Fluorescent color centers in diamond nanocrystals have recently become the focus of researchers because of their potential applications in quantum information processing, nano-sensing, biomarking, and bioimaging. One of the biggest challenges in working with nanodiamonds is how to position them precisely and efficiently to create strong interaction with nanoscale photonic structures. The most popular methods to position nanodiamonds are spin-coating and transporting via scanning probe microscope tip. On the one hand, spin-coating, where nanodiamonds are randomly located, is not precise; on the other hand, the tip-based technique, where a single nanodiamond is picked and dropped, is tedious and time-consuming.
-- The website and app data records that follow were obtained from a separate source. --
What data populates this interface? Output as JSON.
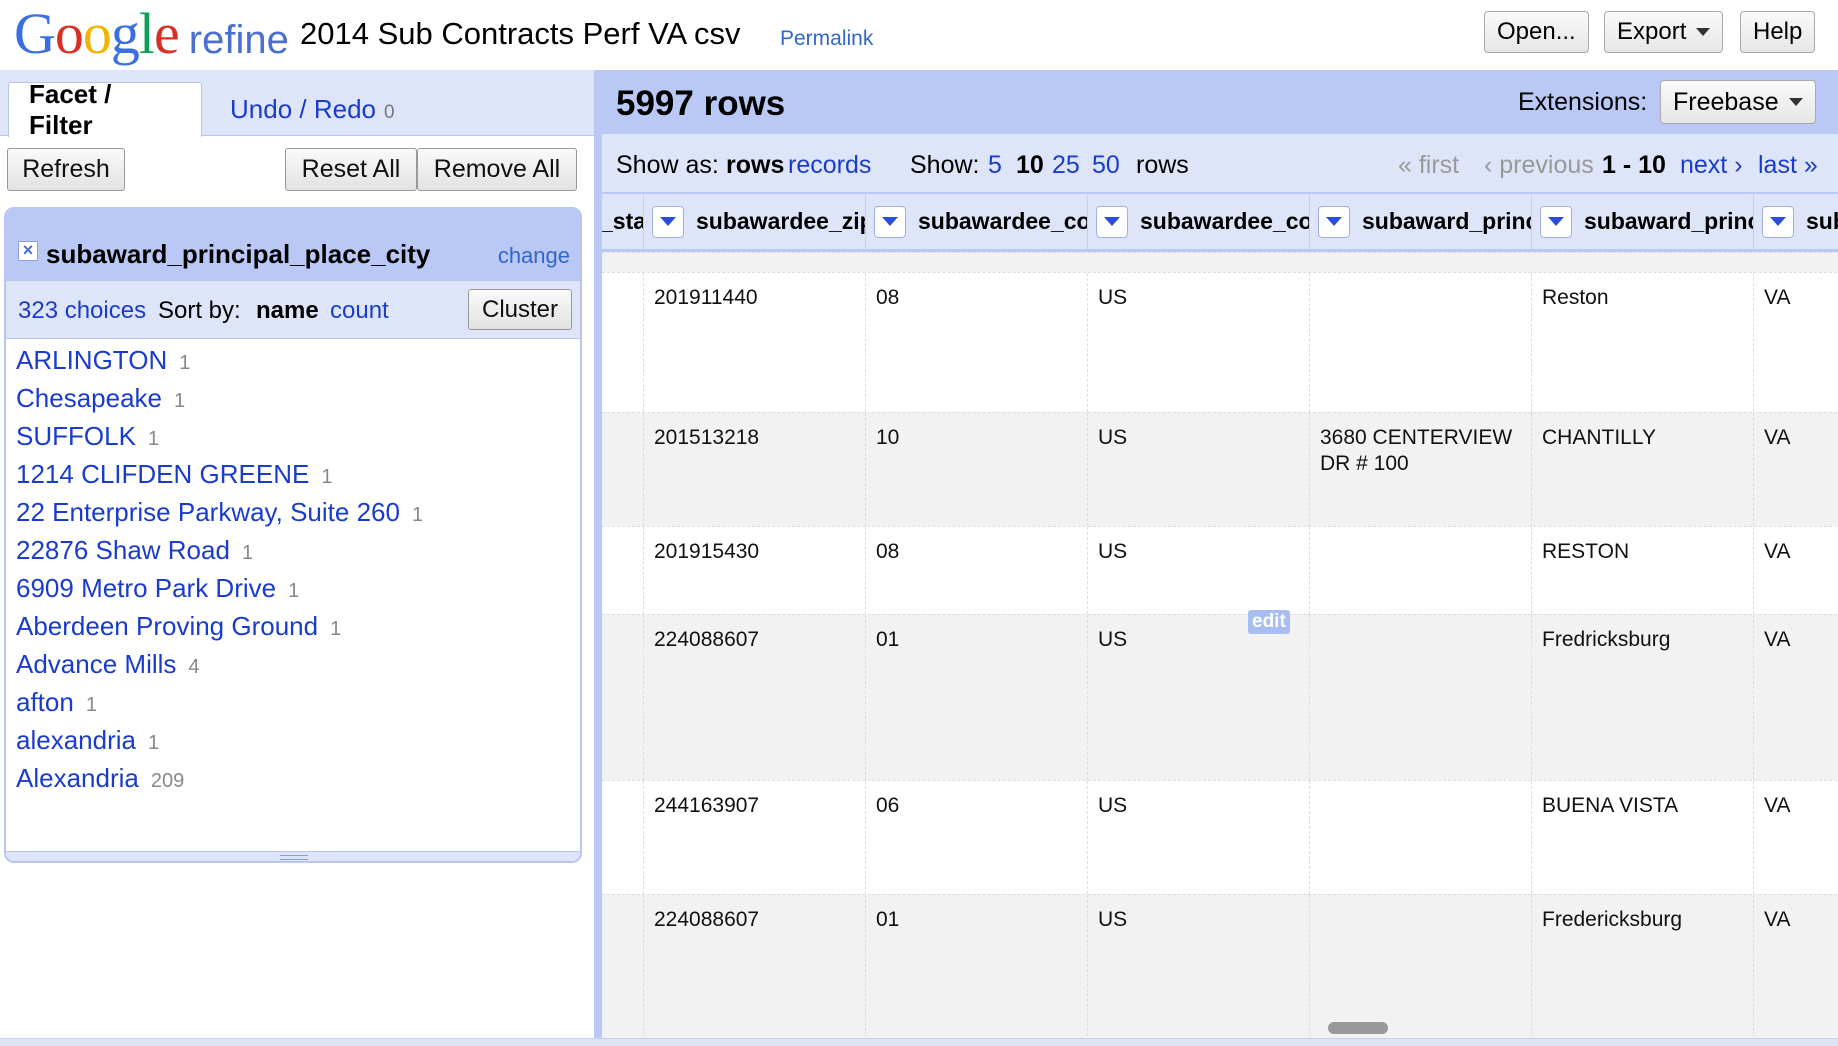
{
  "header": {
    "logo_google": "Google",
    "logo_refine": "refine",
    "project_title": "2014 Sub Contracts Perf VA csv",
    "permalink": "Permalink",
    "buttons": {
      "open": "Open...",
      "export": "Export",
      "help": "Help"
    }
  },
  "left_panel": {
    "tabs": {
      "facet_filter": "Facet / Filter",
      "undo_redo": "Undo / Redo",
      "undo_count": "0"
    },
    "buttons": {
      "refresh": "Refresh",
      "reset_all": "Reset All",
      "remove_all": "Remove All"
    },
    "facet": {
      "title": "subaward_principal_place_city",
      "change": "change",
      "choices_count": "323 choices",
      "sort_by": "Sort by:",
      "sort_name": "name",
      "sort_count": "count",
      "cluster": "Cluster",
      "items": [
        {
          "label": "ARLINGTON",
          "count": "1"
        },
        {
          "label": "Chesapeake",
          "count": "1"
        },
        {
          "label": "SUFFOLK",
          "count": "1"
        },
        {
          "label": "1214 CLIFDEN GREENE",
          "count": "1"
        },
        {
          "label": "22 Enterprise Parkway, Suite 260",
          "count": "1"
        },
        {
          "label": "22876 Shaw Road",
          "count": "1"
        },
        {
          "label": "6909 Metro Park Drive",
          "count": "1"
        },
        {
          "label": "Aberdeen Proving Ground",
          "count": "1"
        },
        {
          "label": "Advance Mills",
          "count": "4"
        },
        {
          "label": "afton",
          "count": "1"
        },
        {
          "label": "alexandria",
          "count": "1"
        },
        {
          "label": "Alexandria",
          "count": "209"
        }
      ]
    }
  },
  "right_panel": {
    "row_count": "5997 rows",
    "extensions_label": "Extensions:",
    "extensions_value": "Freebase",
    "view": {
      "show_as": "Show as:",
      "rows": "rows",
      "records": "records",
      "show": "Show:",
      "sizes": [
        "5",
        "10",
        "25",
        "50"
      ],
      "rows_suffix": "rows",
      "first": "« first",
      "previous": "‹ previous",
      "range": "1 - 10",
      "next": "next ›",
      "last": "last »"
    },
    "columns": [
      "_sta",
      "subawardee_zip",
      "subawardee_congressional_district",
      "subawardee_country",
      "subaward_principal_place_street",
      "subaward_principal_place_city",
      "subaward_principal_place_state"
    ],
    "rows": [
      [
        "",
        "201911440",
        "08",
        "US",
        "",
        "Reston",
        "VA"
      ],
      [
        "",
        "201513218",
        "10",
        "US",
        "3680 CENTERVIEW DR # 100",
        "CHANTILLY",
        "VA"
      ],
      [
        "",
        "201915430",
        "08",
        "US",
        "",
        "RESTON",
        "VA"
      ],
      [
        "",
        "224088607",
        "01",
        "US",
        "",
        "Fredricksburg",
        "VA"
      ],
      [
        "",
        "244163907",
        "06",
        "US",
        "",
        "BUENA VISTA",
        "VA"
      ],
      [
        "",
        "224088607",
        "01",
        "US",
        "",
        "Fredericksburg",
        "VA"
      ]
    ],
    "edit_label": "edit"
  }
}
Hence, we suggest a squeegee technique for mass-positioning nanodiamonds relatively precise and fast. We fabricated nanohole arrays in a 100-nm-thick silver film using electron beam and focused-ion-beam lithography techniques. In the scope of study, we found that the optimal nanohole diameter is 125nm. The proposed method for positioning nanodiamonds consists of two stages. First, we located the nanocrystals by sweeping with cleanroom wipers a droplet of a highly concentrated aqueous suspension of nanodiamonds on the fabricated nanohole arrays. Second, nanodiamonds lying outside the nanoholes are washed away by sweeping a water droplet. In order to prove the quality of the technique, we have studied the hole filling ratio using scanning electron microscopy. Our analysis showed that the filling probability is close to 100%. This technique can potentially facilitate our further experiments where nanodiamonds are coupled to nanophotonic structures.

http://docs.lib.purdue.edu/surf/2015/presentations/121